“Then One Day … 40 years of bookmaking in Nevada,” Chris Andrews (Huntington Press) $14.42.
Andrews, the sports book director at the South Point, tells some great tales about his side of the counter and explains the philosophies behind the oddsmakers’ job. He gives the reader a keen insight into his world and gives you a better appreciation of the challenges that come with being a legal bookie in 2019.
“My world specifically is a very exclusive club,” Andrews said. “How many sportsbook operators were there in the state of Nevada when I started writing this two years ago? Only a few of us lived through it and you don’t realize all the things we went through to get to where we are.”
The book is currently in its second printing and Andrews said pulling back the curtain on his industry was worth the effort.
“I’m glad I was able to connect with a lot of people and tell my story,” he said.
“The Logic of Sports Betting,” Ed Miller and Matthew Davidow, $17.99.
Miller, a Poker pro and sports bettor, had pivoted to fantasy sports four years ago. And while this book may or may not help with your fantasy draft, it will give you some insights as to the proliferation of sports betting across the country.
“We wanted to lift the education of people about the industry,” Miller said. “I see a lot of misconceptions and faulty logic about sports betting. I wanted to point people in the right direction.”
With the rise of analytics in the sports betting world, Miller and Davidow, who have started their own company, Deck Prism Sports, devoted to real-time odds, explains what the oddsmakers look for in setting the lines and what goes into those decisions.
“There are so many people who are new to sports betting and as it grows all over the country, we wanted to explain what really goes on in the books,” Miller said.
“Sports Betting for Winners: Tips and tales from the new world of sports betting,” Rob Miech (Kensington Publishing), $16.95.

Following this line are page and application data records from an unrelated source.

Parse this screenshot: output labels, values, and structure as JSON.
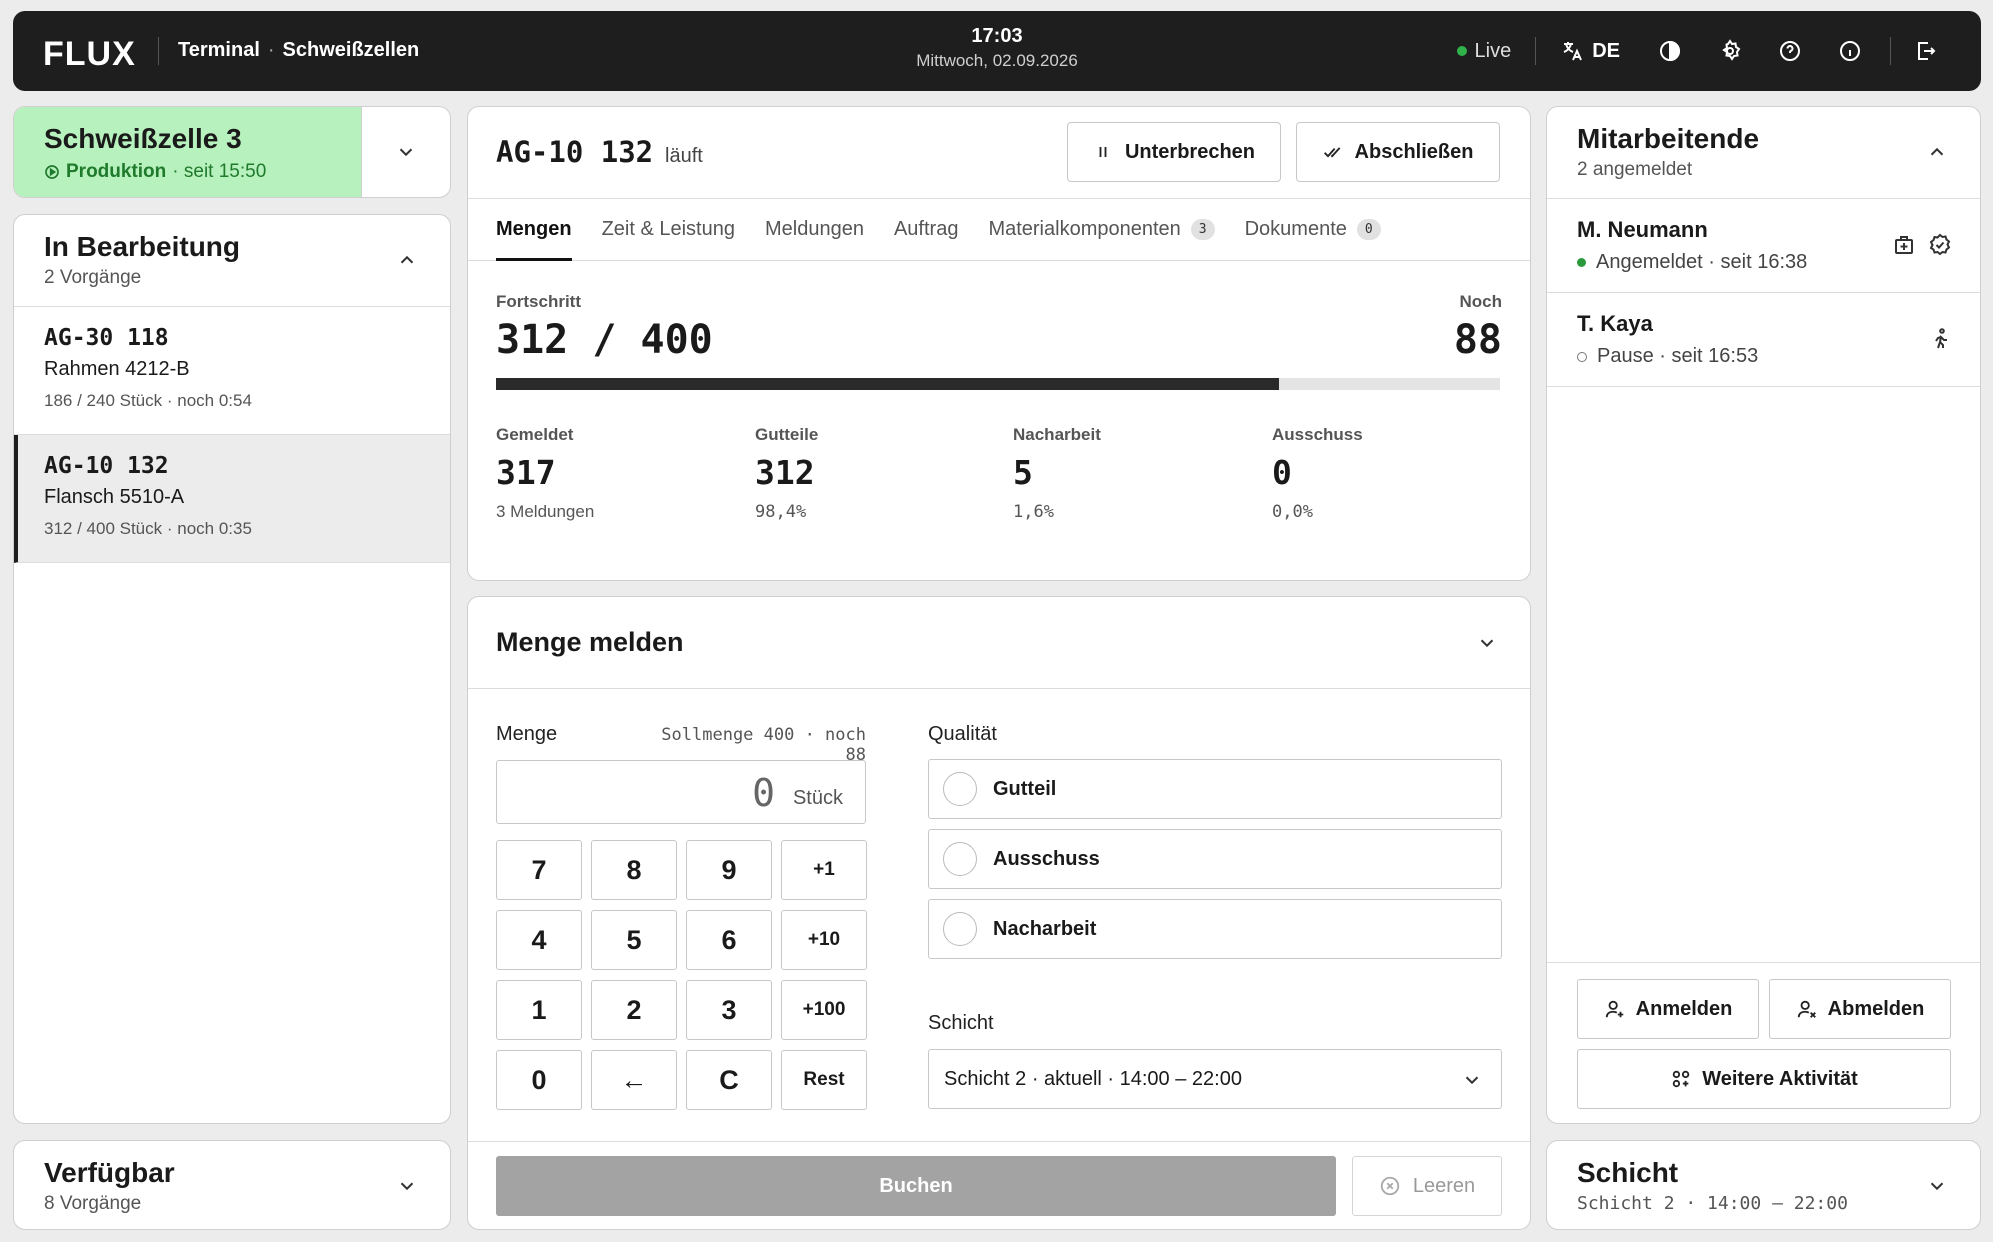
{
  "topbar": {
    "logo": "FLUX",
    "crumb_app": "Terminal",
    "crumb_page": "Schweißzellen",
    "time": "17:03",
    "date": "Mittwoch, 02.09.2026",
    "live_label": "Live",
    "language": "DE"
  },
  "cell": {
    "title": "Schweißzelle 3",
    "status_label": "Produktion",
    "status_since": "· seit 15:50",
    "status_color": "#b7f1bd"
  },
  "in_progress": {
    "title": "In Bearbeitung",
    "subtitle": "2 Vorgänge",
    "orders": [
      {
        "id": "AG-30 118",
        "name": "Rahmen 4212-B",
        "meta": "186 / 240 Stück · noch 0:54"
      },
      {
        "id": "AG-10 132",
        "name": "Flansch 5510-A",
        "meta": "312 / 400 Stück · noch 0:35"
      }
    ]
  },
  "available": {
    "title": "Verfügbar",
    "subtitle": "8 Vorgänge"
  },
  "job": {
    "id": "AG-10 132",
    "state": "läuft",
    "pause_label": "Unterbrechen",
    "finish_label": "Abschließen",
    "tabs": [
      {
        "label": "Mengen",
        "badge": ""
      },
      {
        "label": "Zeit & Leistung",
        "badge": ""
      },
      {
        "label": "Meldungen",
        "badge": ""
      },
      {
        "label": "Auftrag",
        "badge": ""
      },
      {
        "label": "Materialkomponenten",
        "badge": "3"
      },
      {
        "label": "Dokumente",
        "badge": "0"
      }
    ],
    "progress_label": "Fortschritt",
    "progress_value": "312 / 400",
    "progress_fraction": 0.78,
    "remaining_label": "Noch",
    "remaining_value": "88",
    "stats": [
      {
        "label": "Gemeldet",
        "value": "317",
        "sub": "3 Meldungen"
      },
      {
        "label": "Gutteile",
        "value": "312",
        "sub": "98,4%"
      },
      {
        "label": "Nacharbeit",
        "value": "5",
        "sub": "1,6%"
      },
      {
        "label": "Ausschuss",
        "value": "0",
        "sub": "0,0%"
      }
    ]
  },
  "report": {
    "title": "Menge melden",
    "qty_label": "Menge",
    "target_info": "Sollmenge 400 · noch 88",
    "qty_value": "0",
    "qty_unit": "Stück",
    "keys": [
      "7",
      "8",
      "9",
      "+1",
      "4",
      "5",
      "6",
      "+10",
      "1",
      "2",
      "3",
      "+100",
      "0",
      "←",
      "C",
      "Rest"
    ],
    "quality_label": "Qualität",
    "quality_options": [
      "Gutteil",
      "Ausschuss",
      "Nacharbeit"
    ],
    "shift_label": "Schicht",
    "shift_value": "Schicht 2 · aktuell · 14:00 – 22:00",
    "book_label": "Buchen",
    "clear_label": "Leeren"
  },
  "employees": {
    "title": "Mitarbeitende",
    "subtitle": "2 angemeldet",
    "list": [
      {
        "name": "M. Neumann",
        "status": "Angemeldet · seit 16:38"
      },
      {
        "name": "T. Kaya",
        "status": "Pause · seit 16:53"
      }
    ],
    "login_label": "Anmelden",
    "logout_label": "Abmelden",
    "more_label": "Weitere Aktivität"
  },
  "shift": {
    "title": "Schicht",
    "subtitle": "Schicht 2 · 14:00 – 22:00"
  }
}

Miech, a former sports writer for the Las Vegas Sun, had spent the last year following gamblers around Las Vegas, talking to oddsmakers, watching the daily yin and yang of the business. It all comes together beautifully in this, his fourth published book.
“I saw this as a great opportunity to write about what happens on both sides of the counter,” Miech said. “I tried to dig into the machinations of the business and express it in very human terms.”
Miech tapped into the expertise of industry bigwigs, including Roxy Roxborough, Dave Cokin, Matt Youmans, Paul Stone and Kelly Stewart who told great stories and explained the process of going head-to-head with the Vegas bookies.
“In researching this book, I found that there was a lot of vague and outdated information,” he said. “I was hoping to hear stuff I didn’t know, and I did.”
The book is due out in October and Miech will have a book signing from noon-3 p.m. on Nov. 2 at the Barnes & Noble bookstore in Henderson.
“Al Davis: Behind the Raiders Shield,” Bruce Kebric, Jon Kingdon and Steve Corkran (Rather Be Feared Publishing), $27.95.
With the Raiders headed to Las Vegas a year from now, what better way to educate the next generation of fans of the Silver and Black than with an unfiltered look at the Godfather?
But the beauty of this book is you don’t have to be a Raiders fan to understand and appreciate Al Davis. He had a fascinating football life and Kebric and Kingdon were there for a good portion of it while working for the Raiders. Their first-hand insights are entertaining and interesting and Corkran, who covered the Raiders while working in the Bay Area, does a masterful job of weaving all the stories together.
If you are a Raiders fan, this is a must-read. And if you hate the Raiders, it’s worth reading just to understand the psyche of why you do hate them.